• Work order:
Once the pictures are removed, restate the data below word for word.
==================================================
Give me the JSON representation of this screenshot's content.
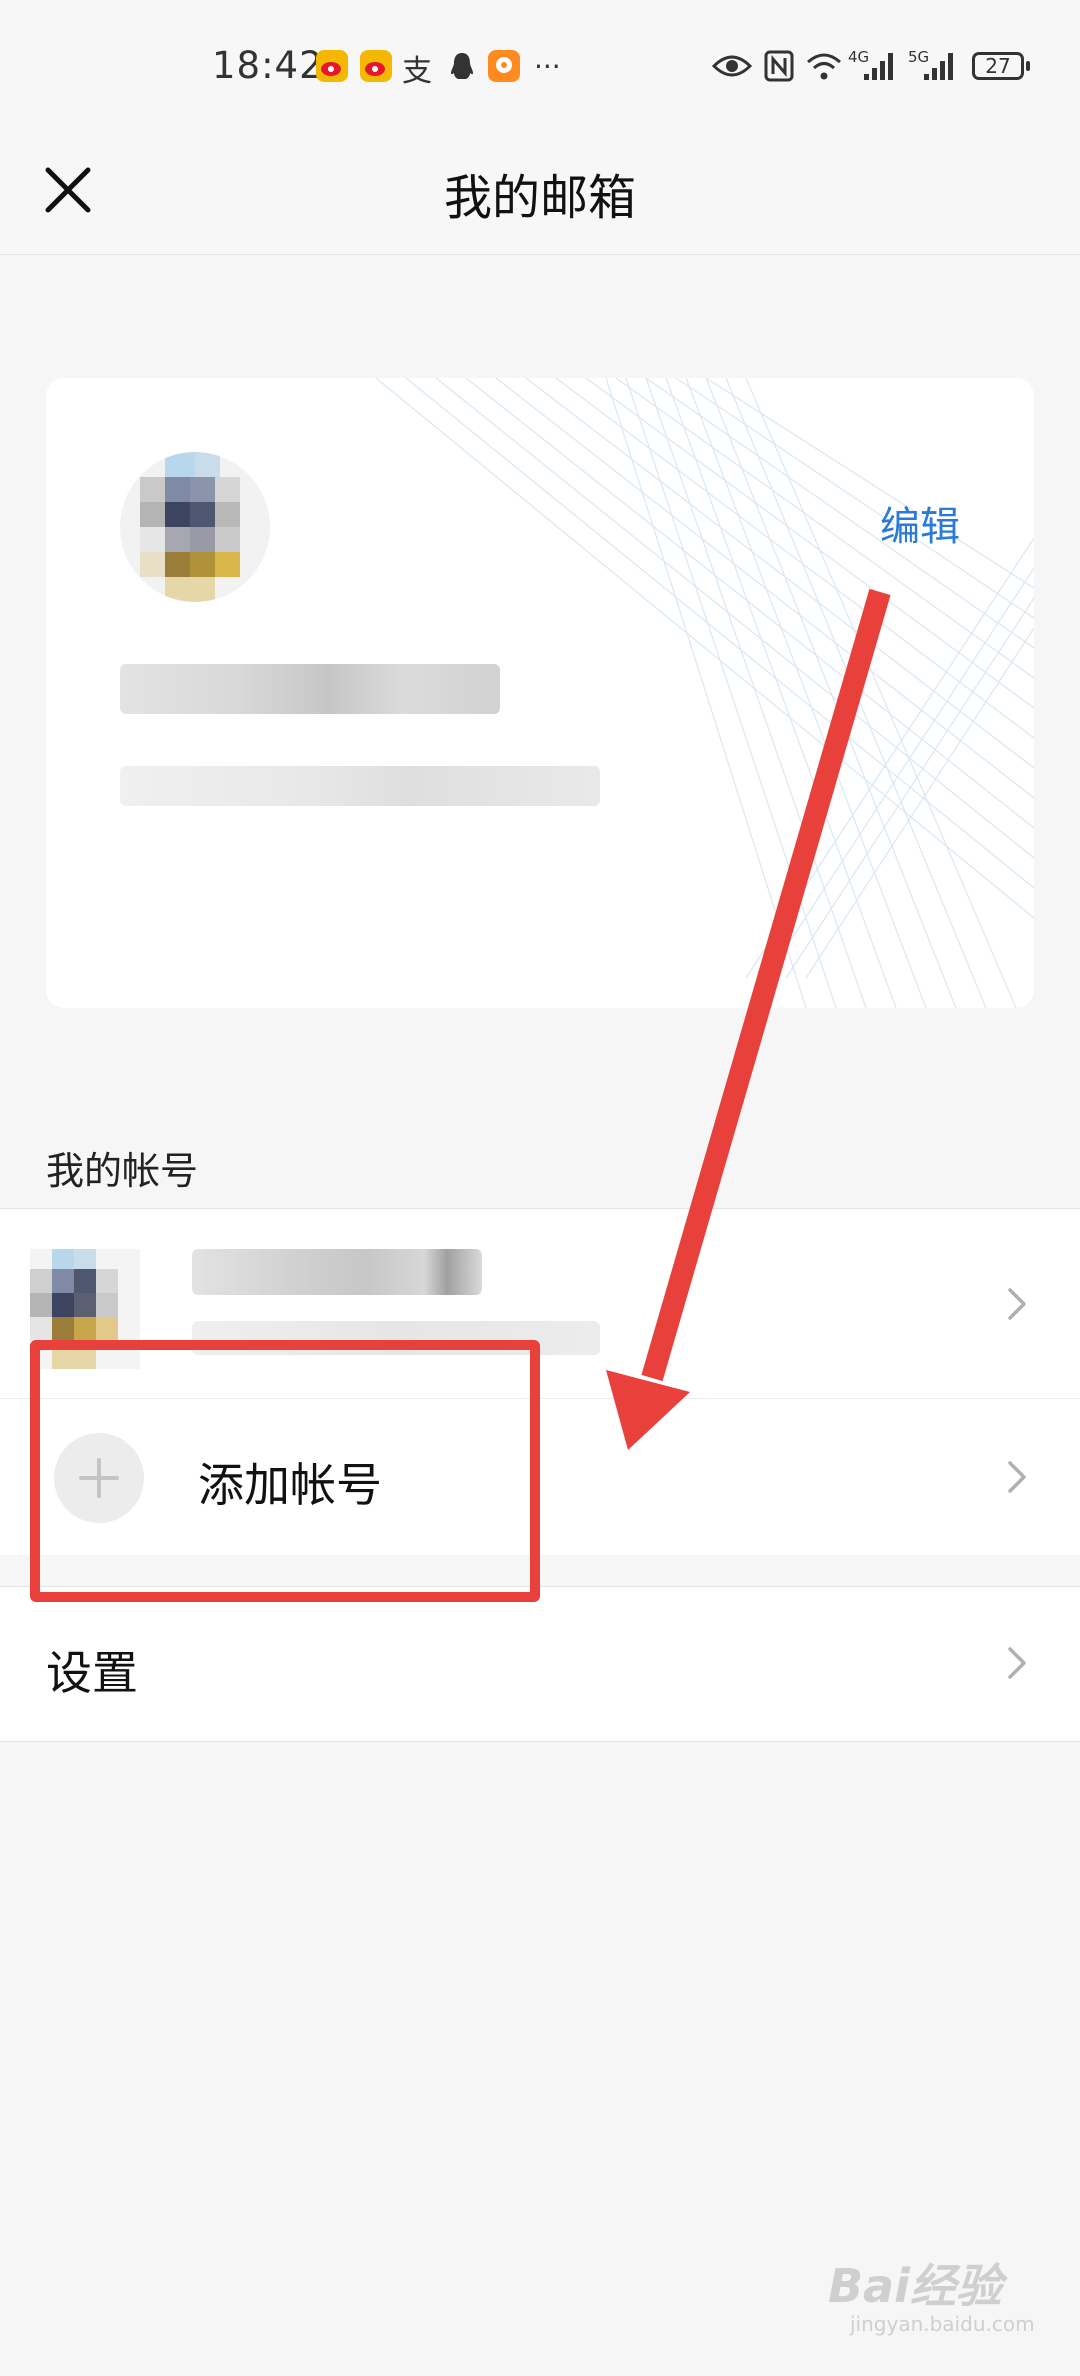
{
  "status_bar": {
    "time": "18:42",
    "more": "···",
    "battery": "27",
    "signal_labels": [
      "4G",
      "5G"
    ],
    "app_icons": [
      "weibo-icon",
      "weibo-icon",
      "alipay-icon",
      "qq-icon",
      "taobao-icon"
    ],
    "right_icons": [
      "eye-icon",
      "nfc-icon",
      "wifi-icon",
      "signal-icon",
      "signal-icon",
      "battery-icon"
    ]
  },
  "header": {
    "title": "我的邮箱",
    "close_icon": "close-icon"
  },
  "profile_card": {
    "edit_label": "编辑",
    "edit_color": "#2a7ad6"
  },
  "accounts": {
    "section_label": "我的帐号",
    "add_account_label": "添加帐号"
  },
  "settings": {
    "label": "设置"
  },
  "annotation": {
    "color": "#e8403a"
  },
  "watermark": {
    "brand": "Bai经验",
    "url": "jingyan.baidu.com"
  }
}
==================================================
• Reply to the exercise:
Give me the JSON representation of this screenshot's content.
{
  "status_bar": {
    "time": "18:42",
    "more": "···",
    "battery": "27",
    "signal_labels": [
      "4G",
      "5G"
    ],
    "app_icons": [
      "weibo-icon",
      "weibo-icon",
      "alipay-icon",
      "qq-icon",
      "taobao-icon"
    ],
    "right_icons": [
      "eye-icon",
      "nfc-icon",
      "wifi-icon",
      "signal-icon",
      "signal-icon",
      "battery-icon"
    ]
  },
  "header": {
    "title": "我的邮箱",
    "close_icon": "close-icon"
  },
  "profile_card": {
    "edit_label": "编辑",
    "edit_color": "#2a7ad6"
  },
  "accounts": {
    "section_label": "我的帐号",
    "add_account_label": "添加帐号"
  },
  "settings": {
    "label": "设置"
  },
  "annotation": {
    "color": "#e8403a"
  },
  "watermark": {
    "brand": "Bai经验",
    "url": "jingyan.baidu.com"
  }
}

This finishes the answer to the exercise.